» **EXERCISE INSTRUCTIONS**
When the string "icon" appears in a line of the records, show the whole line.

» **PROVIDED ENTRIES**
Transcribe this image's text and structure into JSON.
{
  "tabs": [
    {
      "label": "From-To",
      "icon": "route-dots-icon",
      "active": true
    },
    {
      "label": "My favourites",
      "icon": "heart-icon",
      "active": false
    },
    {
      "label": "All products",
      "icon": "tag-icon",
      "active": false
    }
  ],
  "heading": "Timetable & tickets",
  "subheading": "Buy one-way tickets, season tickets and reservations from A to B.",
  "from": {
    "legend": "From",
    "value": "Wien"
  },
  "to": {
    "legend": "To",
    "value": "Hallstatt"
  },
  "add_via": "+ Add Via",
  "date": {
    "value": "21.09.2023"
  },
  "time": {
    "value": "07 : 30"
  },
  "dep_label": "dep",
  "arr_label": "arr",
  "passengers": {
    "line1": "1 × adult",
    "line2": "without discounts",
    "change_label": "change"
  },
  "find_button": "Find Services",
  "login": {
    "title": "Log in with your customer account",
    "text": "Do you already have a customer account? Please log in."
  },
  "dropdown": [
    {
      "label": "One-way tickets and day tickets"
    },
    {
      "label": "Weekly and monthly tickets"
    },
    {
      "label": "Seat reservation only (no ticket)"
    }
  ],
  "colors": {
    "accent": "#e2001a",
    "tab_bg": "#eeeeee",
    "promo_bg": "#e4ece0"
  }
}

» **ANSWER SECTION**
      "icon": "route-dots-icon",
      "icon": "heart-icon",
      "icon": "tag-icon",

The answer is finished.